Segment Start: Provided information
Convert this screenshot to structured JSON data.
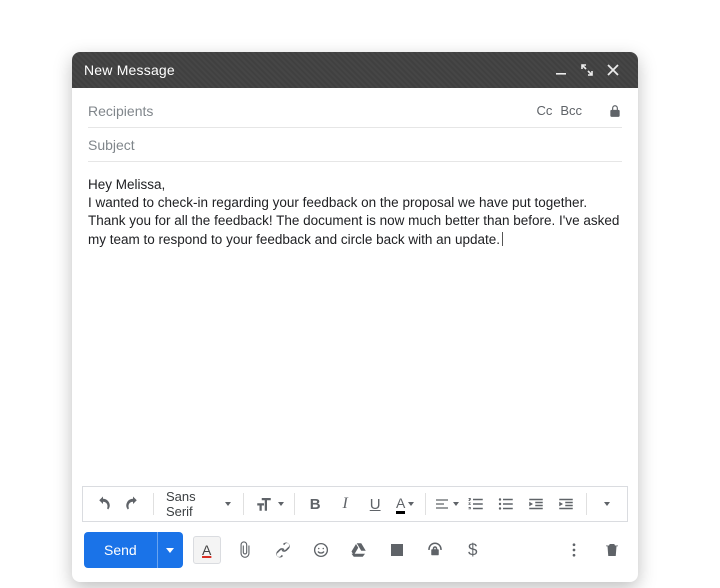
{
  "header": {
    "title": "New Message"
  },
  "fields": {
    "recipients_placeholder": "Recipients",
    "cc_label": "Cc",
    "bcc_label": "Bcc",
    "subject_placeholder": "Subject"
  },
  "body": {
    "greeting": "Hey Melissa,",
    "paragraph": "I wanted to check-in regarding your feedback on the proposal we have put together. Thank you for all the feedback! The document is now much better than before. I've asked my team to respond to your feedback and circle back with an update."
  },
  "format": {
    "font_family": "Sans Serif"
  },
  "footer": {
    "send_label": "Send"
  }
}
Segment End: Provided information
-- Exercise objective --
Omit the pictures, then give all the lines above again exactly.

-- Exercise solution --
Convert this screenshot to structured JSON data.
{
  "header": {
    "title": "New Message"
  },
  "fields": {
    "recipients_placeholder": "Recipients",
    "cc_label": "Cc",
    "bcc_label": "Bcc",
    "subject_placeholder": "Subject"
  },
  "body": {
    "greeting": "Hey Melissa,",
    "paragraph": "I wanted to check-in regarding your feedback on the proposal we have put together. Thank you for all the feedback! The document is now much better than before. I've asked my team to respond to your feedback and circle back with an update."
  },
  "format": {
    "font_family": "Sans Serif"
  },
  "footer": {
    "send_label": "Send"
  }
}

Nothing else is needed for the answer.